Our friends across the aisle over at BlueVirginia recently released the results of some of the first polling to be made public for November’s gubernatorial election. Here is the topline:

Former Gov. Terry McAuliffe – 32%
Lt. Gov Justin Fairfax – 16%
State Senator Jennifer McClellan – 8%
Former Del. Jennifer Carroll Foy – 5%

While this seems to be a large lead for Terry McAuliffe, 38% of the surveyed respondents were “undecided”, which means the race is absolutely wide open at the moment. Considering McAuliffe’s much better name recognition and a strong string of endorsements, the large amount of undecideds bodes poorly for McAuliffe’s appeal in the modern Virginia Democratic Party.

To give some background to this race, let us look back to 2009. Terry McAuliffe, fresh off of leading Hillary Clinton’s losing 2008 campaign, had vast sums of money and was polling strongly.

However, as the primary day drew nearer, he began to fall in polling and despite outraising eventual winner Creigh Deeds by over $2 million, he got a paltry 26% to Deeds’ 50%. When 2013 rolled around, McAuliffe won the Democratic primary by virtue of being the only candidate running.

McAuliffe is certainly aware of the challenges he will face in his pursuit of the nomination. While Lt. Governor Justin Fairfax will likely fade as increased media attention brings light to allegations of sexual assault against him, Sen. McClellan and Del. Carroll Foy are both quite savvy and perhaps more in-tune with the Democratic base.

McAuliffe may need to run to the left in order to win many of the undecideds, which has the potential to alienate independents in the November general election. In fact, he seems to be doing just that, and where his 2013 focused heavily on job creation, emphasizing his small business and toting “Putting Jobs First” as his slogan – his 2021 campaign is diving much more deeply into education.

While his calls for “unprecedented” investments in education may please groups like the NEA, which spent hundreds of thousands of dollars in his favor back in 2013, it will not do well with the working class Virginians who see out-of-control spending from Richmond and hear about a potential tax hike in the midst of a pandemic.

While Republicans in the House of Delegates and Senate were able to check his expensive impulses in his first term, if he were to win in November he would have the Senate on his side and maybe even the House as well. It is clear that a second McAuliffe term, especially in a Virginia weakened by the pandemic, would cost Virginia dearly.

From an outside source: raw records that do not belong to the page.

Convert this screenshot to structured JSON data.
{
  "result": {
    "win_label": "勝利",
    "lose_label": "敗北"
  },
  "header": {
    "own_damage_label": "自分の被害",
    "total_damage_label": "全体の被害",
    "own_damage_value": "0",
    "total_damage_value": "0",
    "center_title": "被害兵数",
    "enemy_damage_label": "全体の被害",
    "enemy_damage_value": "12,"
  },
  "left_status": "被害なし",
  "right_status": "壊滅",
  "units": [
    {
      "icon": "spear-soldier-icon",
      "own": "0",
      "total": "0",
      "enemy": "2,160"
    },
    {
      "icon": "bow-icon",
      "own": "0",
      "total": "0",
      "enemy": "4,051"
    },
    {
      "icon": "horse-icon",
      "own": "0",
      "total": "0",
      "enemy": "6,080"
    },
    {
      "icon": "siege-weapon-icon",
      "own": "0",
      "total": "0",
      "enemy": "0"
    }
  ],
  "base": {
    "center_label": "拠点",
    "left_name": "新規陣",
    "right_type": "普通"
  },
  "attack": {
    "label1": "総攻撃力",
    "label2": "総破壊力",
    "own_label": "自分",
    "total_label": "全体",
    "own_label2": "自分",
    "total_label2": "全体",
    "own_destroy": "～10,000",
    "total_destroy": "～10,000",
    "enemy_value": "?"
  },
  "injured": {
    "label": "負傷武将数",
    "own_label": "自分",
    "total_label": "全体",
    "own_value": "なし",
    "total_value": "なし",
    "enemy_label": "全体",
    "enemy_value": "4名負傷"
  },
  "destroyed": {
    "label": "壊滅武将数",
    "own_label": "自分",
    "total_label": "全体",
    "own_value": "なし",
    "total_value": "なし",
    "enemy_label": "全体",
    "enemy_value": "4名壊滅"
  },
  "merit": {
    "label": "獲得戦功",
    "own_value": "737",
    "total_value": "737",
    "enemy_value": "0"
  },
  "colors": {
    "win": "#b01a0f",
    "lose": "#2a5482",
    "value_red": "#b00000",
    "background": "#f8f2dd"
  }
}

This dynamic for the Democratic primary race could change on a dime, however. Delegate Lee Carter of Manassas says he will jump in “If I don’t hear any other candidates talking about making big transformations to our economic system”. His entry into the race would likely split the progressive wing, already shared between McClellan and Carroll Foy, and give McAuliffe an easier path to a plurality.